- **Data records for software interfaces**
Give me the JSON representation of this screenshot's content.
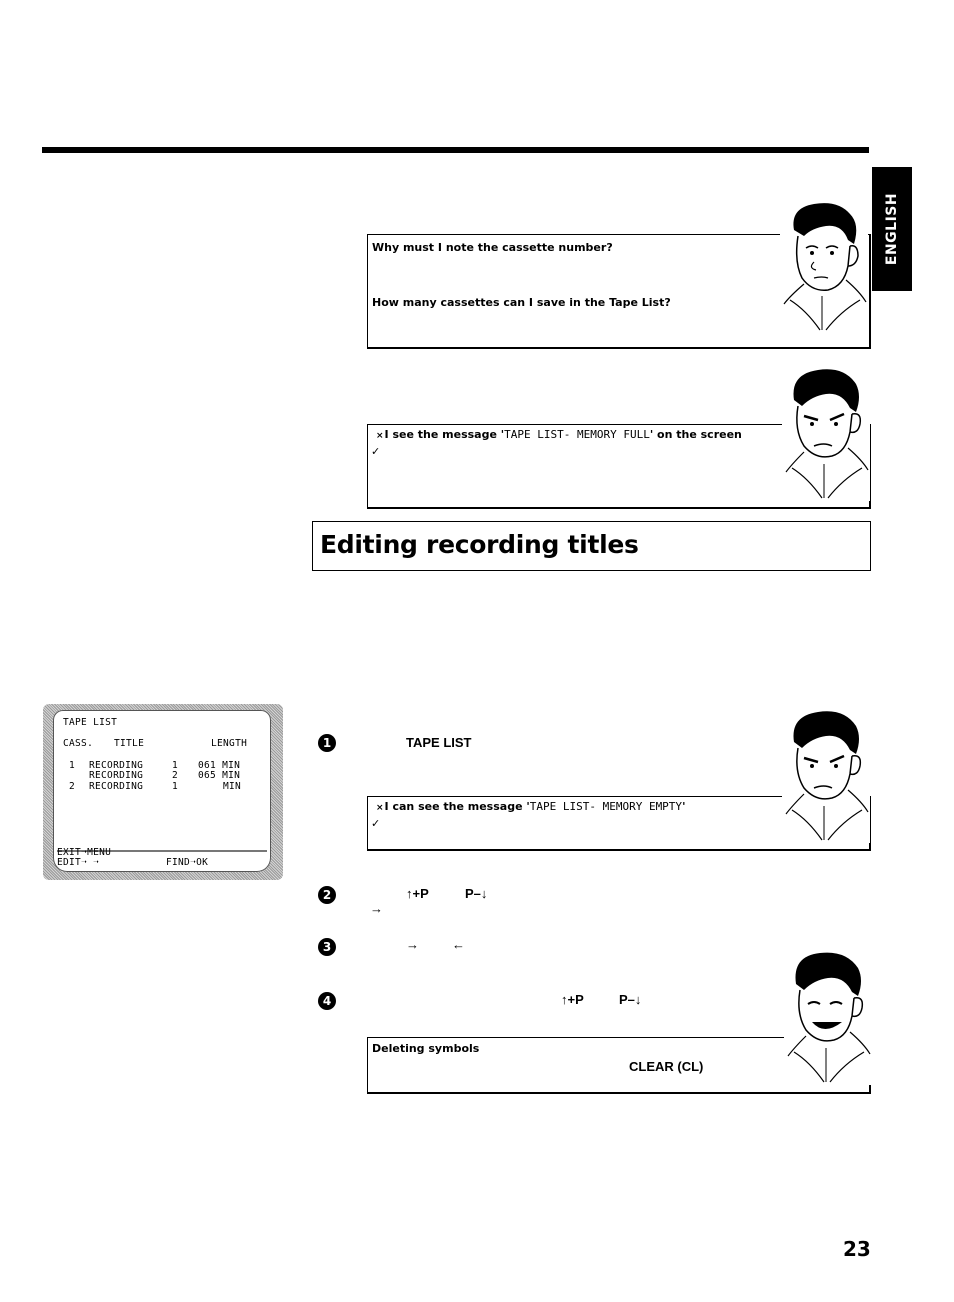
{
  "page": {
    "language_tab": "ENGLISH",
    "page_number": "23"
  },
  "tip_box_1": {
    "question_1": "Why must I note the cassette number?",
    "question_2": "How many cassettes can I save in the Tape List?"
  },
  "tip_box_2": {
    "problem_prefix": "I see the message '",
    "problem_code": "TAPE LIST- MEMORY FULL",
    "problem_suffix": "' on the screen",
    "solution_mark": "✓"
  },
  "section": {
    "title": "Editing recording titles"
  },
  "tv_screen": {
    "heading": "TAPE LIST",
    "columns": [
      "CASS.",
      "TITLE",
      "LENGTH"
    ],
    "rows": [
      {
        "cass": "1",
        "title": "RECORDING",
        "num": "1",
        "length": "061 MIN"
      },
      {
        "cass": "",
        "title": "RECORDING",
        "num": "2",
        "length": "065 MIN"
      },
      {
        "cass": "2",
        "title": "RECORDING",
        "num": "1",
        "length": "MIN"
      }
    ],
    "footer_line_1": "EXIT➝MENU",
    "footer_line_2_left": "EDIT➝ ➝",
    "footer_line_2_right": "FIND➝OK"
  },
  "steps": [
    {
      "number": "1",
      "key_label": "TAPE LIST"
    },
    {
      "number": "2",
      "key_up": "↑+P",
      "key_down": "P–↓",
      "arrow": "→"
    },
    {
      "number": "3",
      "arrow_right": "→",
      "arrow_left": "←"
    },
    {
      "number": "4",
      "key_up": "↑+P",
      "key_down": "P–↓"
    }
  ],
  "tip_box_3": {
    "problem_prefix": "I can see the message '",
    "problem_code": "TAPE LIST- MEMORY EMPTY",
    "problem_suffix": "'",
    "solution_mark": "✓"
  },
  "tip_box_4": {
    "heading": "Deleting symbols",
    "key_label": "CLEAR (CL)"
  },
  "icons": {
    "x_mark": "×"
  }
}
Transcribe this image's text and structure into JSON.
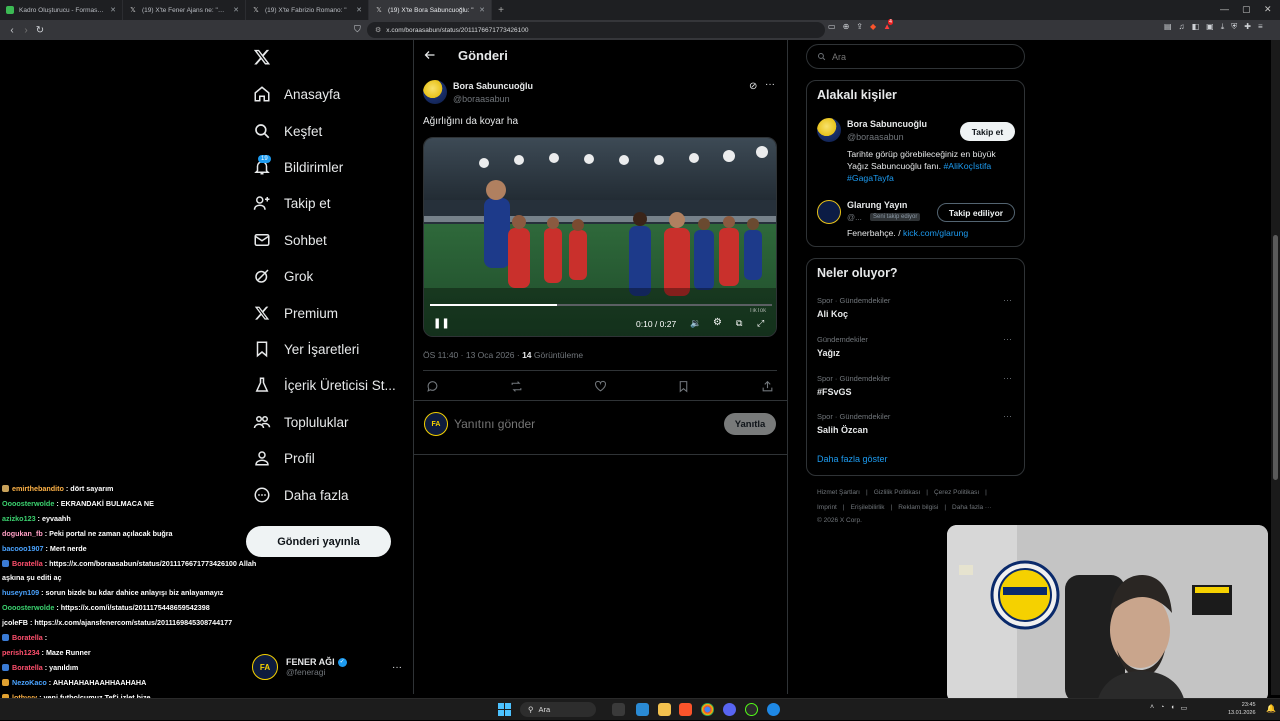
{
  "browser": {
    "tabs": [
      {
        "title": "Kadro Oluşturucu - Formasyonlar ve",
        "active": false
      },
      {
        "title": "(19) X'te Fener Ajans ne: \"Fenerbahçe",
        "active": false
      },
      {
        "title": "(19) X'te Fabrizio Romano: \"",
        "active": false
      },
      {
        "title": "(19) X'te Bora Sabuncuoğlu: \"",
        "active": true
      }
    ],
    "url": "x.com/boraasabun/status/2011176671773426100",
    "notification_count": "4"
  },
  "sidebar": {
    "items": [
      {
        "label": "Anasayfa",
        "icon": "home-icon"
      },
      {
        "label": "Keşfet",
        "icon": "search-icon"
      },
      {
        "label": "Bildirimler",
        "icon": "bell-icon",
        "badge": "19"
      },
      {
        "label": "Takip et",
        "icon": "person-add-icon"
      },
      {
        "label": "Sohbet",
        "icon": "mail-icon"
      },
      {
        "label": "Grok",
        "icon": "grok-icon"
      },
      {
        "label": "Premium",
        "icon": "x-logo-icon"
      },
      {
        "label": "Yer İşaretleri",
        "icon": "bookmark-icon"
      },
      {
        "label": "İçerik Üreticisi St...",
        "icon": "flask-icon"
      },
      {
        "label": "Topluluklar",
        "icon": "communities-icon"
      },
      {
        "label": "Profil",
        "icon": "person-icon"
      },
      {
        "label": "Daha fazla",
        "icon": "more-circle-icon"
      }
    ],
    "post_button": "Gönderi yayınla",
    "account": {
      "name": "FENER AĞI",
      "handle": "@feneragi"
    }
  },
  "post": {
    "header_title": "Gönderi",
    "author_name": "Bora Sabuncuoğlu",
    "author_handle": "@boraasabun",
    "text": "Ağırlığını da koyar ha",
    "video": {
      "current_time": "0:10",
      "duration": "0:27",
      "progress": 0.37,
      "watermark": "TikTok"
    },
    "meta_time": "ÖS 11:40 · 13 Oca 2026 · ",
    "views_count": "14",
    "views_label": " Görüntüleme",
    "reply_placeholder": "Yanıtını gönder",
    "reply_button": "Yanıtla"
  },
  "right": {
    "search_placeholder": "Ara",
    "related": {
      "title": "Alakalı kişiler",
      "people": [
        {
          "name": "Bora Sabuncuoğlu",
          "handle": "@boraasabun",
          "button": "Takip et",
          "bio_plain": "Tarihte görüp görebileceğiniz en büyük Yağız Sabuncuoğlu fanı. ",
          "bio_tag1": "#AliKoçİstifa",
          "bio_tag2": "#GagaTayfa"
        },
        {
          "name": "Glarung Yayın",
          "handle": "@...",
          "follows_you": "Seni takip ediyor",
          "button": "Takip ediliyor",
          "bio_plain": "Fenerbahçe. / ",
          "bio_link": "kick.com/glarung"
        }
      ]
    },
    "trends": {
      "title": "Neler oluyor?",
      "items": [
        {
          "context": "Spor · Gündemdekiler",
          "name": "Ali Koç"
        },
        {
          "context": "Gündemdekiler",
          "name": "Yağız"
        },
        {
          "context": "Spor · Gündemdekiler",
          "name": "#FSvGS"
        },
        {
          "context": "Spor · Gündemdekiler",
          "name": "Salih Özcan"
        }
      ],
      "show_more": "Daha fazla göster"
    },
    "footer": {
      "links1": [
        "Hizmet Şartları",
        "Gizlilik Politikası",
        "Çerez Politikası"
      ],
      "links2": [
        "Imprint",
        "Erişilebilirlik",
        "Reklam bilgisi",
        "Daha fazla ···"
      ],
      "copyright": "© 2026 X Corp."
    }
  },
  "chat": [
    {
      "user": "emirthebandito",
      "color": "#ffb347",
      "message": " : dört sayarım",
      "badge": "#c8a15a"
    },
    {
      "user": "Oooosterwolde",
      "color": "#3bd16f",
      "message": " : EKRANDAKİ BULMACA NE",
      "badge": ""
    },
    {
      "user": "azizko123",
      "color": "#3bd16f",
      "message": " : eyvaahh",
      "badge": ""
    },
    {
      "user": "dogukan_fb",
      "color": "#ff9ec4",
      "message": " : Peki portal ne zaman açılacak buğra",
      "badge": ""
    },
    {
      "user": "bacooo1907",
      "color": "#4aa3ff",
      "message": " : Mert nerde",
      "badge": ""
    },
    {
      "user": "Boratella",
      "color": "#ff4f6d",
      "message": " : https://x.com/boraasabun/status/2011176671773426100 Allah",
      "badge": "#3a7bd5"
    },
    {
      "user": "",
      "color": "#ffffff",
      "message": "aşkına şu editi aç",
      "badge": ""
    },
    {
      "user": "huseyn109",
      "color": "#4aa3ff",
      "message": " : sorun bizde bu kdar dahice anlayışı biz anlayamayız",
      "badge": ""
    },
    {
      "user": "Oooosterwolde",
      "color": "#3bd16f",
      "message": " : https://x.com/i/status/2011175448659542398",
      "badge": ""
    },
    {
      "user": "jcoleFB",
      "color": "#ffffff",
      "message": " : https://x.com/ajansfenercom/status/2011169845308744177",
      "badge": ""
    },
    {
      "user": "Boratella",
      "color": "#ff4f6d",
      "message": " : ",
      "badge": "#3a7bd5"
    },
    {
      "user": "perish1234",
      "color": "#ff4f6d",
      "message": " : Maze Runner",
      "badge": ""
    },
    {
      "user": "Boratella",
      "color": "#ff4f6d",
      "message": " : yanıldım",
      "badge": "#3a7bd5"
    },
    {
      "user": "NezoKaco",
      "color": "#4aa3ff",
      "message": " : AHAHAHAHAAHHAAHAHA",
      "badge": "#e0a030"
    },
    {
      "user": "lothyyy",
      "color": "#ffb347",
      "message": " : yeni futbolcumuz Tef'i izlet bize",
      "badge": "#e0a030"
    }
  ],
  "taskbar": {
    "search_label": "Ara",
    "time": "23:45",
    "date": "13.01.2026"
  },
  "colors": {
    "accent": "#1d9bf0",
    "bg": "#000000",
    "border": "#2f3336",
    "muted": "#71767b"
  }
}
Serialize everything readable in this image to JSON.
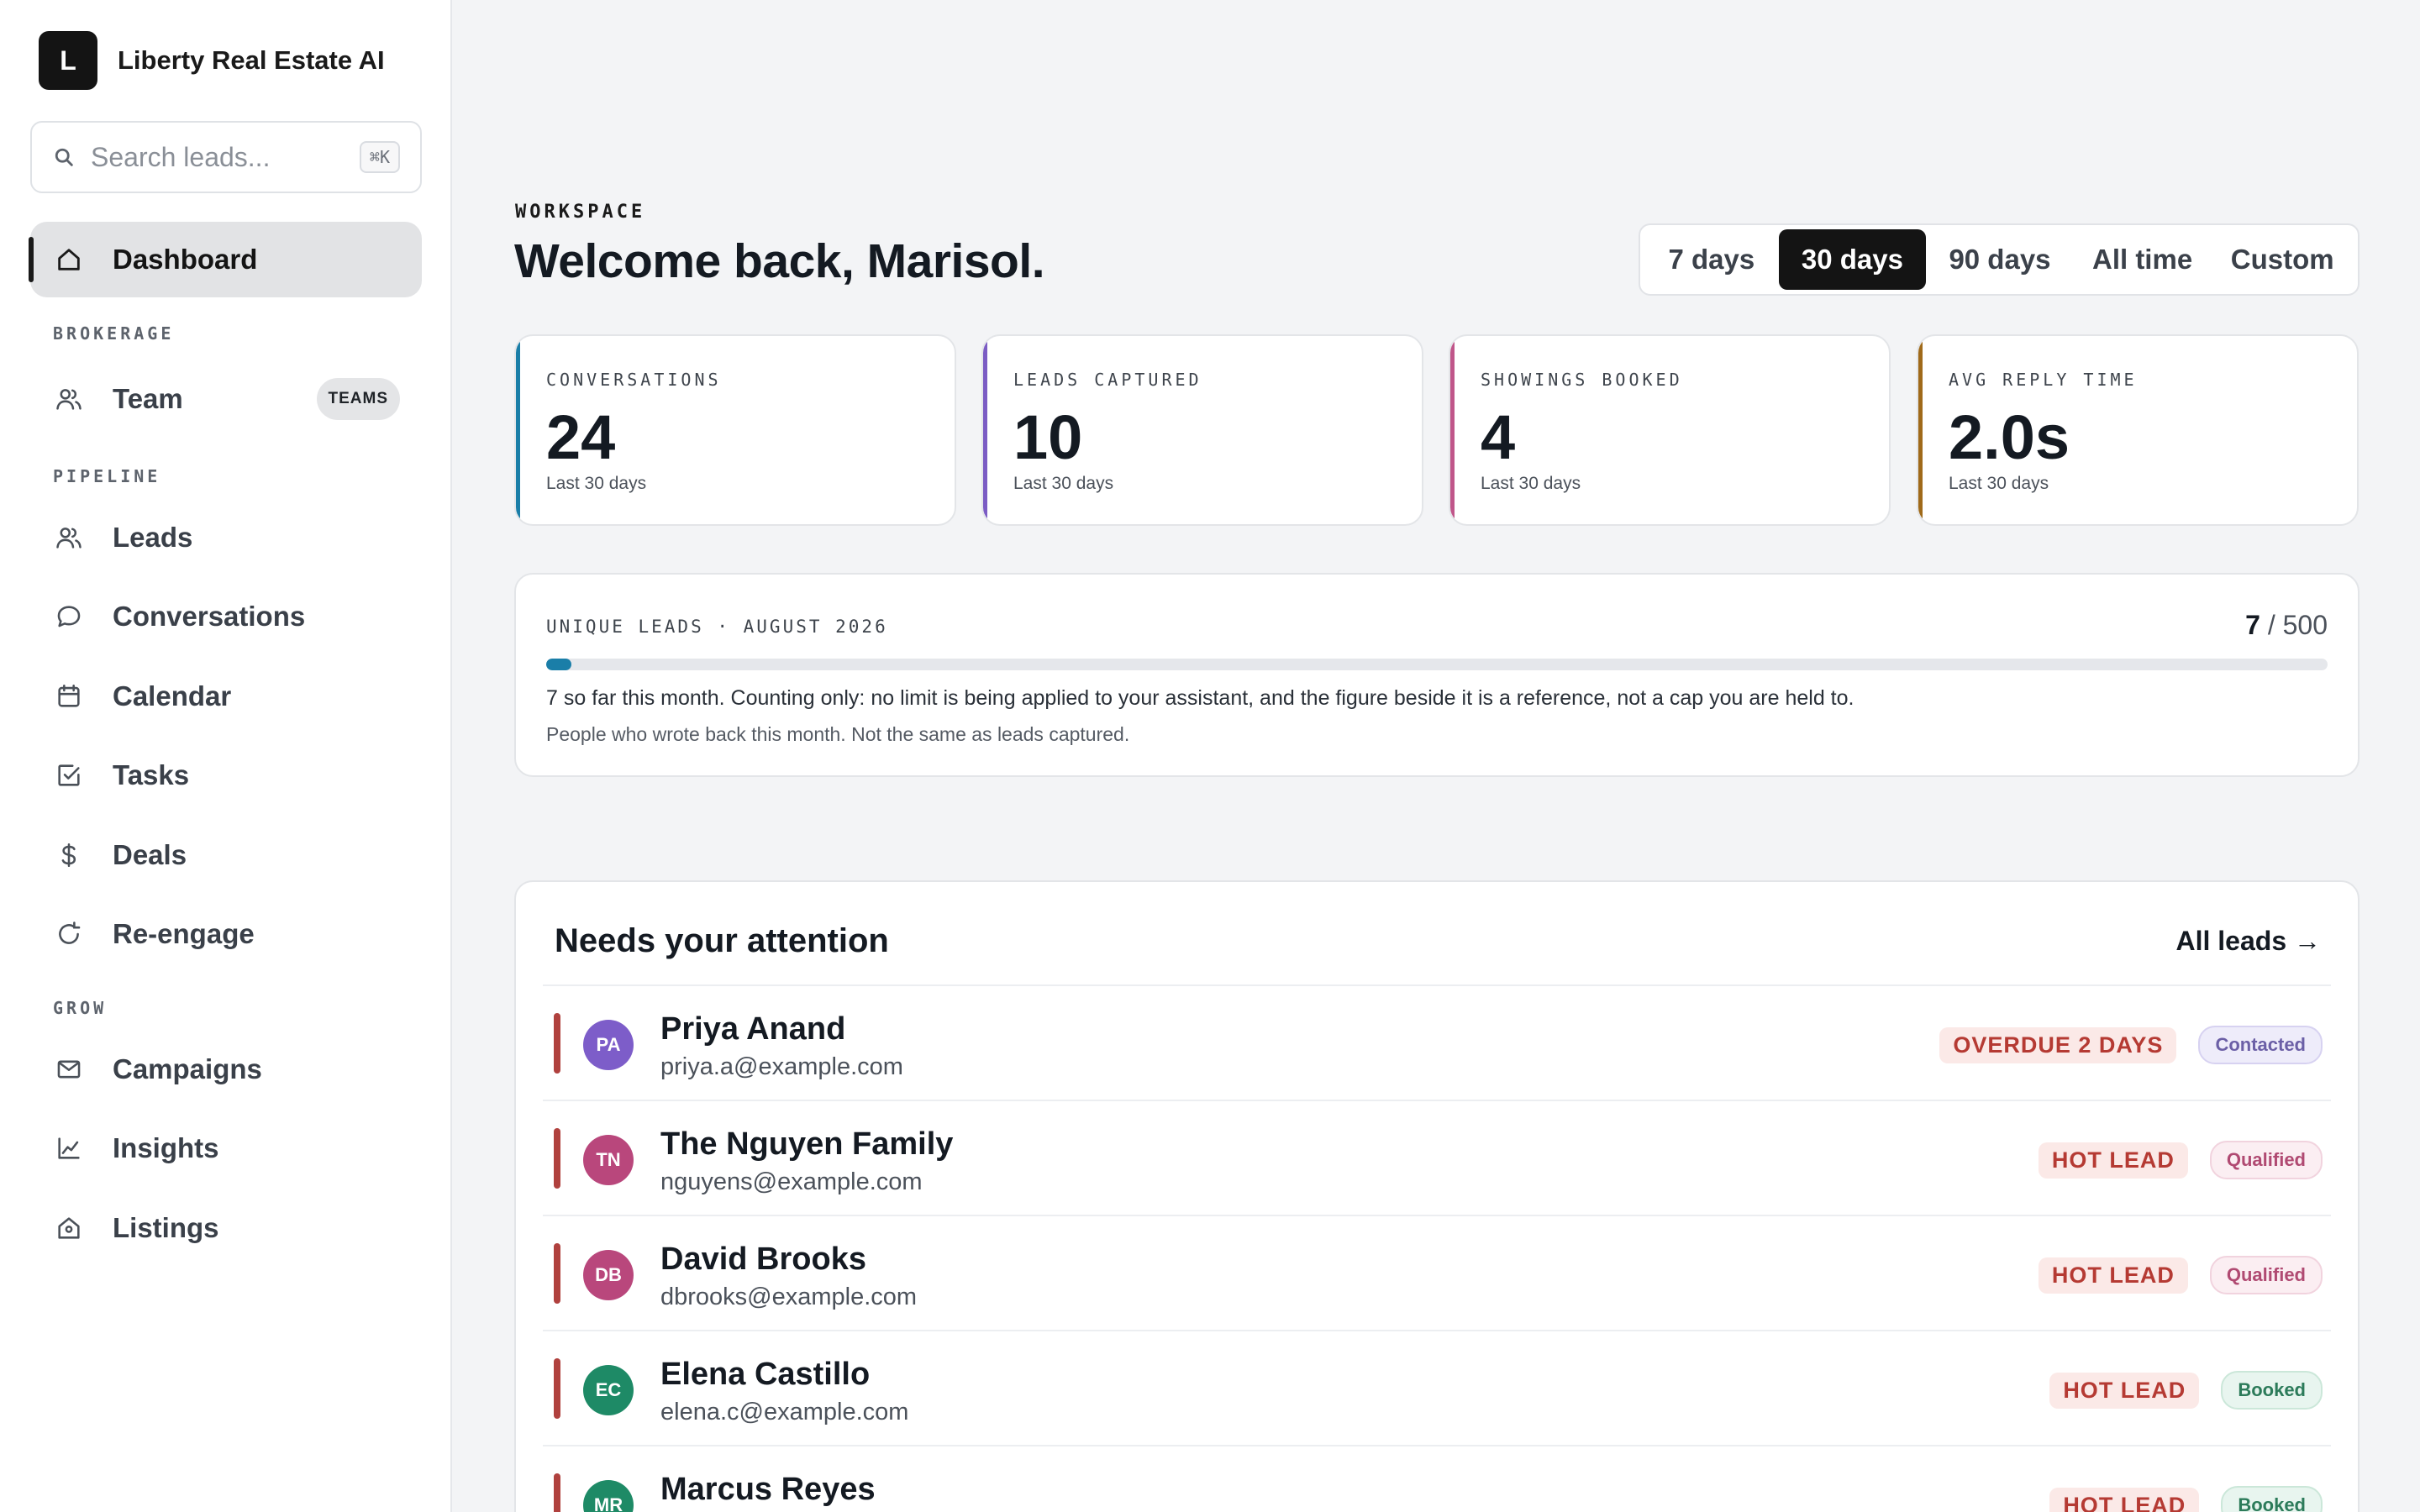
{
  "brand": {
    "logo_letter": "L",
    "name": "Liberty Real Estate AI"
  },
  "search": {
    "placeholder": "Search leads...",
    "shortcut": "⌘K"
  },
  "sidebar": {
    "dashboard": {
      "label": "Dashboard",
      "icon": "home-icon"
    },
    "section_brokerage": "BROKERAGE",
    "team": {
      "label": "Team",
      "icon": "users-icon",
      "badge": "TEAMS"
    },
    "section_pipeline": "PIPELINE",
    "leads": {
      "label": "Leads",
      "icon": "users-icon"
    },
    "conversations": {
      "label": "Conversations",
      "icon": "chat-bubble-icon"
    },
    "calendar": {
      "label": "Calendar",
      "icon": "calendar-icon"
    },
    "tasks": {
      "label": "Tasks",
      "icon": "checkbox-icon"
    },
    "deals": {
      "label": "Deals",
      "icon": "dollar-icon"
    },
    "reengage": {
      "label": "Re-engage",
      "icon": "refresh-icon"
    },
    "section_grow": "GROW",
    "campaigns": {
      "label": "Campaigns",
      "icon": "mail-icon"
    },
    "insights": {
      "label": "Insights",
      "icon": "line-chart-icon"
    },
    "listings": {
      "label": "Listings",
      "icon": "house-icon"
    }
  },
  "header": {
    "eyebrow": "WORKSPACE",
    "welcome": "Welcome back, Marisol."
  },
  "range": {
    "options": [
      "7 days",
      "30 days",
      "90 days",
      "All time",
      "Custom"
    ],
    "selected": "30 days"
  },
  "stats": [
    {
      "label": "CONVERSATIONS",
      "value": "24",
      "sub": "Last 30 days",
      "accent": "#1a7ea8"
    },
    {
      "label": "LEADS CAPTURED",
      "value": "10",
      "sub": "Last 30 days",
      "accent": "#7b5cc4"
    },
    {
      "label": "SHOWINGS BOOKED",
      "value": "4",
      "sub": "Last 30 days",
      "accent": "#c0568a"
    },
    {
      "label": "AVG REPLY TIME",
      "value": "2.0s",
      "sub": "Last 30 days",
      "accent": "#a06a1a"
    }
  ],
  "unique_leads": {
    "label": "UNIQUE LEADS · AUGUST 2026",
    "count": "7",
    "reference": "/ 500",
    "progress_fraction": 0.014,
    "note": "7 so far this month. Counting only: no limit is being applied to your assistant, and the figure beside it is a reference, not a cap you are held to.",
    "sub": "People who wrote back this month. Not the same as leads captured."
  },
  "attention": {
    "title": "Needs your attention",
    "link": "All leads →",
    "rows": [
      {
        "initials": "PA",
        "name": "Priya Anand",
        "email": "priya.a@example.com",
        "alert": "OVERDUE 2 DAYS",
        "status": "Contacted",
        "status_kind": "contacted",
        "avatar_color": "#7d5dc9"
      },
      {
        "initials": "TN",
        "name": "The Nguyen Family",
        "email": "nguyens@example.com",
        "alert": "HOT LEAD",
        "status": "Qualified",
        "status_kind": "qualified",
        "avatar_color": "#b9477c"
      },
      {
        "initials": "DB",
        "name": "David Brooks",
        "email": "dbrooks@example.com",
        "alert": "HOT LEAD",
        "status": "Qualified",
        "status_kind": "qualified",
        "avatar_color": "#b9477c"
      },
      {
        "initials": "EC",
        "name": "Elena Castillo",
        "email": "elena.c@example.com",
        "alert": "HOT LEAD",
        "status": "Booked",
        "status_kind": "booked",
        "avatar_color": "#1e8a66"
      },
      {
        "initials": "MR",
        "name": "Marcus Reyes",
        "email": "",
        "alert": "HOT LEAD",
        "status": "Booked",
        "status_kind": "booked",
        "avatar_color": "#1e8a66"
      }
    ]
  }
}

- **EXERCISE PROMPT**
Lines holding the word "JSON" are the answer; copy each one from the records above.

- **SOLUTION TO THE PROBLEM**
Give me the JSON representation of this screenshot's content.
Transcribe this image's text and structure into JSON.
Serialize everything readable in this image to JSON.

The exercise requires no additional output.